My callous fingers strumming the guitar strings, I let the music take over my fearful thoughts. I couldn’t have a panic attack in the presence of such a lovely audience. Camille nodded here and there, closing their eyes and swerving to the music, madame Bernard clapped and stamped her foot joyfully, the old man Paul grinned and sang along, as well as the rest of the crowd. I ignored the corpse in the room. I played on and on and on, tapping and slapping my guitar where percussions should have been, and loudly chanting the chorus of a well-known song. The anxiety swelling in my chest fought go get out and scream, like a caged tiger pawing its way out of my throat, ready to roar. I could feel my throat clenching and the blood rising to my temples. At some point, I almost choked on my own saliva distractedly. The mad beast was clawing its way out of me, scratching my vocal cords in its ascent. To keep myself from wildly shrieking, an act that would have provided much relief, I gulped noiselessly and smiled stupidly as I would have as a kid to hide any minor crimes I had committed (such as eating cookies or breaking an expensive vase). I swiftly ended my performance with a bow and, having finished my volunteering trip for the day, wished everyone a good afternoon and almost ran out of the care home and into the safety of my car. Immediately, I grabbed the steering wheel (don’t worry, the guitar was tucked away in the back, I didn’t leave it behind) and slammed the accelerator. It’s easier to run away from an awkward situation with an automatic car that doesn’t require you to switch to first gear after you turn the motor on. Just press start and speed away. Soon enough I was back home, in my comfortable den, preoccupying myself with paintbrushes and an empty canvas. I used the acrylics to create an impression of my anxiety as I beheld that old woman with the empty eyes – a dash of royal blue sprinkled with yellow panic and red anguish. I jabbed at the canvas violently with a brush while screaming. It helped. The end result of my creative endeavour was beautiful, a brilliant manifestation of my emotions. Who knew such a fearful experience could inspire such beauty? I beheld my work in awe, then horror as I noticed the dying insect stuck to my blue streak. Its crumpled wings were of a faded grey, like the old woman’s hair, its eyes just as dead. It stood there transfixed, then died. I don’t know how to describe it, but there was a noble aura surrounding it as it took its last stand, then dropped. It felt like as if it had accepted the end. An act so beautiful as this couldn’t vanish forever. I pulled out my sketchbook and recreated the moment as faithfully as I could with charcoal. It didn’t produce the same effect, but it did twist my heart enough so that I cried at its elegance. Satisfied with my drawing a mere ten minutes later, I checked the time – half past five. Time to rest.

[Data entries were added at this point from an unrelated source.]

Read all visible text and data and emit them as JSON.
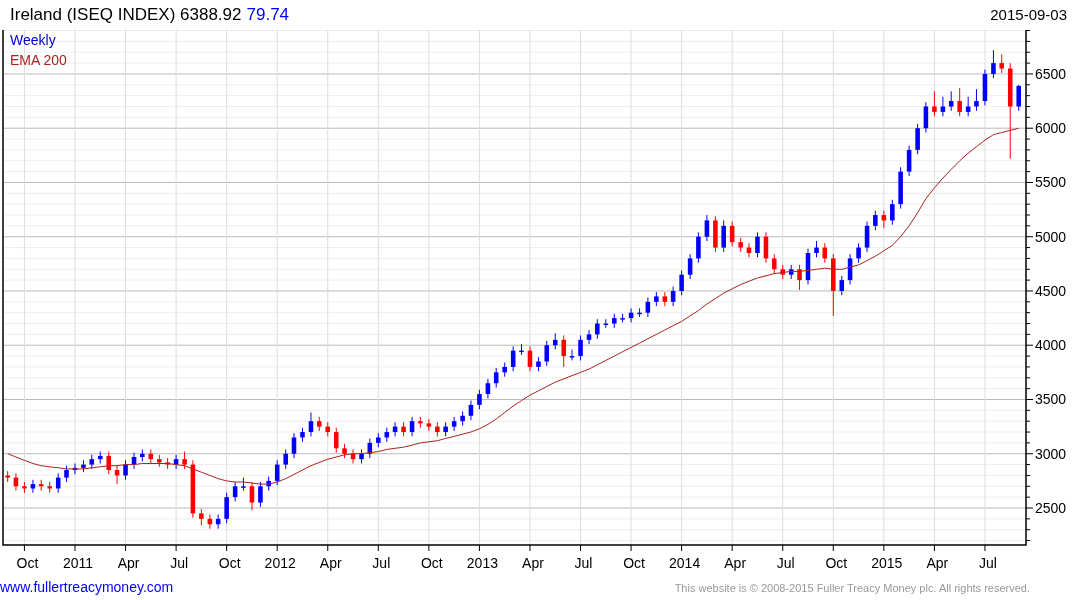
{
  "header": {
    "title": "Ireland (ISEQ INDEX) 6388.92",
    "change": "79.74",
    "date": "2015-09-03"
  },
  "chart": {
    "period_label": "Weekly",
    "chart_data": {
      "type": "candlestick",
      "grid": true,
      "xlim": [
        2010.644,
        2015.703
      ],
      "ylim": [
        2159,
        6905
      ],
      "x": [
        2010.667,
        2010.708,
        2010.75,
        2010.792,
        2010.833,
        2010.875,
        2010.917,
        2010.958,
        2011.0,
        2011.042,
        2011.083,
        2011.125,
        2011.167,
        2011.208,
        2011.25,
        2011.292,
        2011.333,
        2011.375,
        2011.417,
        2011.458,
        2011.5,
        2011.542,
        2011.583,
        2011.625,
        2011.667,
        2011.708,
        2011.75,
        2011.792,
        2011.833,
        2011.875,
        2011.917,
        2011.958,
        2012.0,
        2012.042,
        2012.083,
        2012.125,
        2012.167,
        2012.208,
        2012.25,
        2012.292,
        2012.333,
        2012.375,
        2012.417,
        2012.458,
        2012.5,
        2012.542,
        2012.583,
        2012.625,
        2012.667,
        2012.708,
        2012.75,
        2012.792,
        2012.833,
        2012.875,
        2012.917,
        2012.958,
        2013.0,
        2013.042,
        2013.083,
        2013.125,
        2013.167,
        2013.208,
        2013.25,
        2013.292,
        2013.333,
        2013.375,
        2013.417,
        2013.458,
        2013.5,
        2013.542,
        2013.583,
        2013.625,
        2013.667,
        2013.708,
        2013.75,
        2013.792,
        2013.833,
        2013.875,
        2013.917,
        2013.958,
        2014.0,
        2014.042,
        2014.083,
        2014.125,
        2014.167,
        2014.208,
        2014.25,
        2014.292,
        2014.333,
        2014.375,
        2014.417,
        2014.458,
        2014.5,
        2014.542,
        2014.583,
        2014.625,
        2014.667,
        2014.708,
        2014.75,
        2014.792,
        2014.833,
        2014.875,
        2014.917,
        2014.958,
        2015.0,
        2015.042,
        2015.083,
        2015.125,
        2015.167,
        2015.208,
        2015.25,
        2015.292,
        2015.333,
        2015.375,
        2015.417,
        2015.458,
        2015.5,
        2015.542,
        2015.583,
        2015.625,
        2015.667
      ],
      "ohlc": [
        [
          2800,
          2840,
          2740,
          2780
        ],
        [
          2780,
          2820,
          2660,
          2700
        ],
        [
          2700,
          2740,
          2640,
          2680
        ],
        [
          2680,
          2760,
          2640,
          2720
        ],
        [
          2720,
          2760,
          2660,
          2700
        ],
        [
          2700,
          2740,
          2640,
          2680
        ],
        [
          2680,
          2820,
          2640,
          2780
        ],
        [
          2780,
          2890,
          2740,
          2850
        ],
        [
          2850,
          2910,
          2810,
          2870
        ],
        [
          2870,
          2940,
          2830,
          2900
        ],
        [
          2900,
          2990,
          2860,
          2950
        ],
        [
          2950,
          3020,
          2910,
          2980
        ],
        [
          2980,
          3020,
          2810,
          2850
        ],
        [
          2850,
          2890,
          2720,
          2800
        ],
        [
          2800,
          2940,
          2760,
          2900
        ],
        [
          2900,
          3010,
          2860,
          2970
        ],
        [
          2970,
          3040,
          2930,
          3000
        ],
        [
          3000,
          3040,
          2910,
          2950
        ],
        [
          2950,
          2990,
          2880,
          2920
        ],
        [
          2920,
          2960,
          2860,
          2900
        ],
        [
          2900,
          2990,
          2860,
          2950
        ],
        [
          2950,
          3020,
          2860,
          2900
        ],
        [
          2900,
          2940,
          2410,
          2450
        ],
        [
          2450,
          2490,
          2340,
          2400
        ],
        [
          2400,
          2440,
          2310,
          2350
        ],
        [
          2350,
          2440,
          2310,
          2400
        ],
        [
          2400,
          2640,
          2360,
          2600
        ],
        [
          2600,
          2740,
          2560,
          2700
        ],
        [
          2700,
          2780,
          2660,
          2700
        ],
        [
          2700,
          2740,
          2480,
          2550
        ],
        [
          2550,
          2740,
          2510,
          2700
        ],
        [
          2700,
          2790,
          2660,
          2750
        ],
        [
          2750,
          2940,
          2710,
          2900
        ],
        [
          2900,
          3040,
          2860,
          3000
        ],
        [
          3000,
          3190,
          2960,
          3150
        ],
        [
          3150,
          3240,
          3110,
          3200
        ],
        [
          3200,
          3380,
          3160,
          3300
        ],
        [
          3300,
          3340,
          3210,
          3250
        ],
        [
          3250,
          3290,
          3160,
          3200
        ],
        [
          3200,
          3240,
          3010,
          3050
        ],
        [
          3050,
          3090,
          2960,
          3000
        ],
        [
          3000,
          3040,
          2910,
          2950
        ],
        [
          2950,
          3040,
          2910,
          3000
        ],
        [
          3000,
          3140,
          2960,
          3100
        ],
        [
          3100,
          3190,
          3060,
          3150
        ],
        [
          3150,
          3240,
          3110,
          3200
        ],
        [
          3200,
          3290,
          3160,
          3250
        ],
        [
          3250,
          3290,
          3160,
          3200
        ],
        [
          3200,
          3340,
          3160,
          3300
        ],
        [
          3300,
          3340,
          3240,
          3280
        ],
        [
          3280,
          3320,
          3210,
          3250
        ],
        [
          3250,
          3290,
          3160,
          3200
        ],
        [
          3200,
          3290,
          3160,
          3250
        ],
        [
          3250,
          3340,
          3210,
          3300
        ],
        [
          3300,
          3390,
          3260,
          3350
        ],
        [
          3350,
          3490,
          3310,
          3450
        ],
        [
          3450,
          3590,
          3410,
          3550
        ],
        [
          3550,
          3690,
          3510,
          3650
        ],
        [
          3650,
          3790,
          3610,
          3750
        ],
        [
          3750,
          3840,
          3710,
          3800
        ],
        [
          3800,
          3990,
          3760,
          3950
        ],
        [
          3950,
          4010,
          3910,
          3950
        ],
        [
          3950,
          3990,
          3760,
          3800
        ],
        [
          3800,
          3890,
          3760,
          3850
        ],
        [
          3850,
          4040,
          3810,
          4000
        ],
        [
          4000,
          4110,
          3960,
          4050
        ],
        [
          4050,
          4090,
          3800,
          3900
        ],
        [
          3900,
          3960,
          3860,
          3900
        ],
        [
          3900,
          4090,
          3860,
          4050
        ],
        [
          4050,
          4140,
          4010,
          4100
        ],
        [
          4100,
          4240,
          4060,
          4200
        ],
        [
          4200,
          4240,
          4160,
          4200
        ],
        [
          4200,
          4290,
          4160,
          4250
        ],
        [
          4250,
          4290,
          4210,
          4250
        ],
        [
          4250,
          4340,
          4210,
          4300
        ],
        [
          4300,
          4340,
          4260,
          4300
        ],
        [
          4300,
          4440,
          4260,
          4400
        ],
        [
          4400,
          4490,
          4360,
          4450
        ],
        [
          4450,
          4490,
          4360,
          4400
        ],
        [
          4400,
          4540,
          4360,
          4500
        ],
        [
          4500,
          4690,
          4460,
          4650
        ],
        [
          4650,
          4840,
          4610,
          4800
        ],
        [
          4800,
          5040,
          4760,
          5000
        ],
        [
          5000,
          5200,
          4960,
          5150
        ],
        [
          5150,
          5190,
          4860,
          4900
        ],
        [
          4900,
          5150,
          4860,
          5100
        ],
        [
          5100,
          5140,
          4910,
          4950
        ],
        [
          4950,
          4990,
          4860,
          4900
        ],
        [
          4900,
          4940,
          4810,
          4850
        ],
        [
          4850,
          5040,
          4810,
          5000
        ],
        [
          5000,
          5040,
          4760,
          4800
        ],
        [
          4800,
          4840,
          4660,
          4700
        ],
        [
          4700,
          4740,
          4610,
          4650
        ],
        [
          4650,
          4740,
          4610,
          4700
        ],
        [
          4700,
          4740,
          4510,
          4600
        ],
        [
          4600,
          4890,
          4560,
          4850
        ],
        [
          4850,
          4960,
          4810,
          4900
        ],
        [
          4900,
          4940,
          4760,
          4800
        ],
        [
          4800,
          4840,
          4270,
          4500
        ],
        [
          4500,
          4640,
          4460,
          4600
        ],
        [
          4600,
          4840,
          4560,
          4800
        ],
        [
          4800,
          4940,
          4760,
          4900
        ],
        [
          4900,
          5140,
          4860,
          5100
        ],
        [
          5100,
          5240,
          5060,
          5200
        ],
        [
          5200,
          5240,
          5080,
          5150
        ],
        [
          5150,
          5340,
          5110,
          5300
        ],
        [
          5300,
          5640,
          5260,
          5600
        ],
        [
          5600,
          5840,
          5560,
          5800
        ],
        [
          5800,
          6040,
          5760,
          6000
        ],
        [
          6000,
          6240,
          5960,
          6200
        ],
        [
          6200,
          6340,
          6110,
          6150
        ],
        [
          6150,
          6290,
          6110,
          6200
        ],
        [
          6200,
          6340,
          6160,
          6250
        ],
        [
          6250,
          6370,
          6110,
          6150
        ],
        [
          6150,
          6290,
          6110,
          6200
        ],
        [
          6200,
          6360,
          6160,
          6250
        ],
        [
          6250,
          6540,
          6210,
          6500
        ],
        [
          6500,
          6720,
          6460,
          6600
        ],
        [
          6600,
          6680,
          6510,
          6550
        ],
        [
          6550,
          6600,
          5720,
          6200
        ],
        [
          6200,
          6400,
          6160,
          6390
        ]
      ],
      "series": [
        {
          "name": "EMA 200",
          "type": "line",
          "color": "#aa2222",
          "values": [
            3000,
            2970,
            2940,
            2910,
            2890,
            2880,
            2870,
            2860,
            2860,
            2860,
            2870,
            2880,
            2890,
            2890,
            2900,
            2900,
            2910,
            2910,
            2910,
            2910,
            2900,
            2890,
            2860,
            2830,
            2800,
            2770,
            2750,
            2740,
            2740,
            2730,
            2720,
            2720,
            2740,
            2770,
            2810,
            2850,
            2890,
            2920,
            2950,
            2970,
            2990,
            3000,
            3000,
            3010,
            3020,
            3040,
            3050,
            3060,
            3080,
            3100,
            3110,
            3120,
            3140,
            3160,
            3180,
            3200,
            3230,
            3270,
            3320,
            3380,
            3440,
            3490,
            3540,
            3580,
            3620,
            3660,
            3690,
            3720,
            3750,
            3780,
            3820,
            3860,
            3900,
            3940,
            3980,
            4020,
            4060,
            4100,
            4140,
            4180,
            4220,
            4270,
            4320,
            4380,
            4430,
            4480,
            4520,
            4560,
            4590,
            4620,
            4640,
            4660,
            4670,
            4680,
            4680,
            4690,
            4700,
            4710,
            4700,
            4700,
            4720,
            4740,
            4780,
            4820,
            4870,
            4920,
            5000,
            5100,
            5220,
            5350,
            5450,
            5540,
            5620,
            5700,
            5770,
            5830,
            5890,
            5940,
            5960,
            5980,
            6000
          ]
        }
      ],
      "xticks": [
        {
          "value": 2010.75,
          "label": "Oct"
        },
        {
          "value": 2011,
          "label": "2011"
        },
        {
          "value": 2011.25,
          "label": "Apr"
        },
        {
          "value": 2011.5,
          "label": "Jul"
        },
        {
          "value": 2011.75,
          "label": "Oct"
        },
        {
          "value": 2012,
          "label": "2012"
        },
        {
          "value": 2012.25,
          "label": "Apr"
        },
        {
          "value": 2012.5,
          "label": "Jul"
        },
        {
          "value": 2012.75,
          "label": "Oct"
        },
        {
          "value": 2013,
          "label": "2013"
        },
        {
          "value": 2013.25,
          "label": "Apr"
        },
        {
          "value": 2013.5,
          "label": "Jul"
        },
        {
          "value": 2013.75,
          "label": "Oct"
        },
        {
          "value": 2014,
          "label": "2014"
        },
        {
          "value": 2014.25,
          "label": "Apr"
        },
        {
          "value": 2014.5,
          "label": "Jul"
        },
        {
          "value": 2014.75,
          "label": "Oct"
        },
        {
          "value": 2015,
          "label": "2015"
        },
        {
          "value": 2015.25,
          "label": "Apr"
        },
        {
          "value": 2015.5,
          "label": "Jul"
        }
      ],
      "yticks": [
        2500,
        3000,
        3500,
        4000,
        4500,
        5000,
        5500,
        6000,
        6500
      ]
    }
  },
  "footer": {
    "link": "www.fullertreacymoney.com",
    "copyright": "This website is © 2008-2015 Fuller Treacy Money plc. All rights reserved."
  }
}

On Sunday I visited the care home again. I usually went only once every weekend, but I was feeling better since my art session. When I beheld the crowd that had gathered before me, I noticed that she wasn’t there. I played for two long hours, all the while wondering where she was. At long last, I finished my mini concert and asked a caretaker where she was.

“She died,” the caretaker said solemnly. “Just after you left.”

“At what time?” I asked.

“Twenty past five.”

July 13, 2021 06:37

You must sign up or log in to submit a comment.